So what is the responsibility between dads and daughters? And is it just our daughters that we should be worried about? Is it okay to intimidate? Can we feel confident that our daughters will make good choices if we raise them strong? Take a listen and please, leave us some valuable advice in the comments. Funny advice will also be accepted…

Will There Be Mulligans in Heaven?

Written By: Aimee Byrd - Jun• 30•14

My daughter asked me such a good question the other day. She wanted to know, if Adam and Eve did not sin, would we do everything right on the first try? Would there be mulligans and mistakes? Would everything we do be just right? Would everything we create be perfect? I found myself wishing she would have asked something about the dinosaurs, or about pets in heaven. This one had some hairs to split.

So I began with the reaffirmation about sin and all the consequences of sin: our minds are depraved, we are constantly tempted to usurp God’s glory, to disobey his law, and to sin against one another. There is pain, decay, sickness, death, sadness, and yes, interference in our work. I talked about the new heavens and the new earth, where all temptation to sin will be removed and we will have eternal health. There we will joyfully serve God without all the intrusions and interferences of sin.

But still, is sin to blame for everything we don’t do well on the first try? Are we all going to be experts at everything in heaven, all equally gifted and equipped? Will there be no more striking out in baseball? Will we automatically know how to solve difficult math equations without making mistakes? Will everyone be artists and every work be a masterpiece?

While the Bible doesn’t give us details here, I don’t think that’s the way it works. There will certainly be no error that is a result from sin on the new heavens and the new earth. And I guess a pitcher will never have to worry about throwing out their arm. But I don’t think we are all going to magically become experts in every field. I know God is a worker of miracles, but he has given me no clues that my husband will ever be an exceptional chef. I believe we will still be gifted with different capacities to serve in our vocations, although we will be able to grow in our knowledge and sharpen our skills. We are different from God in that way.

I’m confident that there will still be learning in heaven. For one thing, we will always be learning about God. How could we ever exhaust our knowledge about the almighty, eternal God? I look forward to forever learning about his Person and his work without error. This is hard for us to comprehend because we are finite beings. Our capacity to learn will be like nothing we can fathom in the state we are in now.

Think about the new creation. As I look forward to beholding the beatific vision of Jesus Christ who is our great reward, I’m also in wonder of the beauty that he has shared with us now. One thing that is apparent is that beauty is diverse. We are not going to all look the same in our new resurrected bodies; we will all be different.
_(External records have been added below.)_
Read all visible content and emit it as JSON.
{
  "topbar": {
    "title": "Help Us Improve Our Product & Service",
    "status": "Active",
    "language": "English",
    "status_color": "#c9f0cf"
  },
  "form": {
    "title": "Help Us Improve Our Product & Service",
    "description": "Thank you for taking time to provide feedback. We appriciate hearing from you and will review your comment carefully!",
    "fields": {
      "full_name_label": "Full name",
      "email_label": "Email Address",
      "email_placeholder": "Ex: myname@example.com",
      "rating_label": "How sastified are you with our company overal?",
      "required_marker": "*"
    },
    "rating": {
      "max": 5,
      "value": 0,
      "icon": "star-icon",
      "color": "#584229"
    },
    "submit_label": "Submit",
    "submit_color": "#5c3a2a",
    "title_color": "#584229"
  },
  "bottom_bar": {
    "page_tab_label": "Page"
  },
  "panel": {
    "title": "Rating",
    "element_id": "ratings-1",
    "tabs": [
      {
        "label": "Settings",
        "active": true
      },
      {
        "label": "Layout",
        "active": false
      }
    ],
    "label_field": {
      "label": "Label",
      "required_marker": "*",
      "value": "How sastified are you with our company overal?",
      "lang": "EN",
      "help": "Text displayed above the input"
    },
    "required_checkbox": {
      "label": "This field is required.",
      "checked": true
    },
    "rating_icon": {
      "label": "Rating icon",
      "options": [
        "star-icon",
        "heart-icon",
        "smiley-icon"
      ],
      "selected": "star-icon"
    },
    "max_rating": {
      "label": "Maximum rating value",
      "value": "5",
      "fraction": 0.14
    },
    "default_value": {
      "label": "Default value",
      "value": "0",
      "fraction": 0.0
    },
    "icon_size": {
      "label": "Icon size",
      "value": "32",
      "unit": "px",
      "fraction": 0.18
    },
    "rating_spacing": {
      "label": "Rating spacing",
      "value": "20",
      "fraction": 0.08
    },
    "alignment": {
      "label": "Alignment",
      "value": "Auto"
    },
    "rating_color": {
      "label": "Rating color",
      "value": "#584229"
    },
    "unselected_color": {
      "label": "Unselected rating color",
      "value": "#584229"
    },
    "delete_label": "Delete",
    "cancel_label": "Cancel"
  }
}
And I believe that just as God has equipped us to serve differently now, he will do the same for eternity. We will have eternity to discover and explore God’s great artistry as we serve alongside one another. And if we will still be serving God and one another with our gifts, fulfilling the great commandment, how can we do this without further growth? As we learn more about God, more about our brothers and sisters in Christ, and more about the new heavens and the new earth, I would think we will become even better in our vocations.

And what if I wanted to learn something new, like how to play the harmonica? Will I just pick one up and automatically know how to play it well? Or will I have to learn from scratch with much practice to become good? I think the latter will still be the case. There is joy in learning, putting in the time, and being rewarded with improvement.

So while I do not believe that there will be mistakes on the new heavens and the new earth in the sense that we will have clear minds and bodies that can function without the interferences of sin, I don’t believe everything we do on the first try will be as good as it can be. I think we will be able to improve upon our work as we learn and grow.

What do you think? And what about mulligans?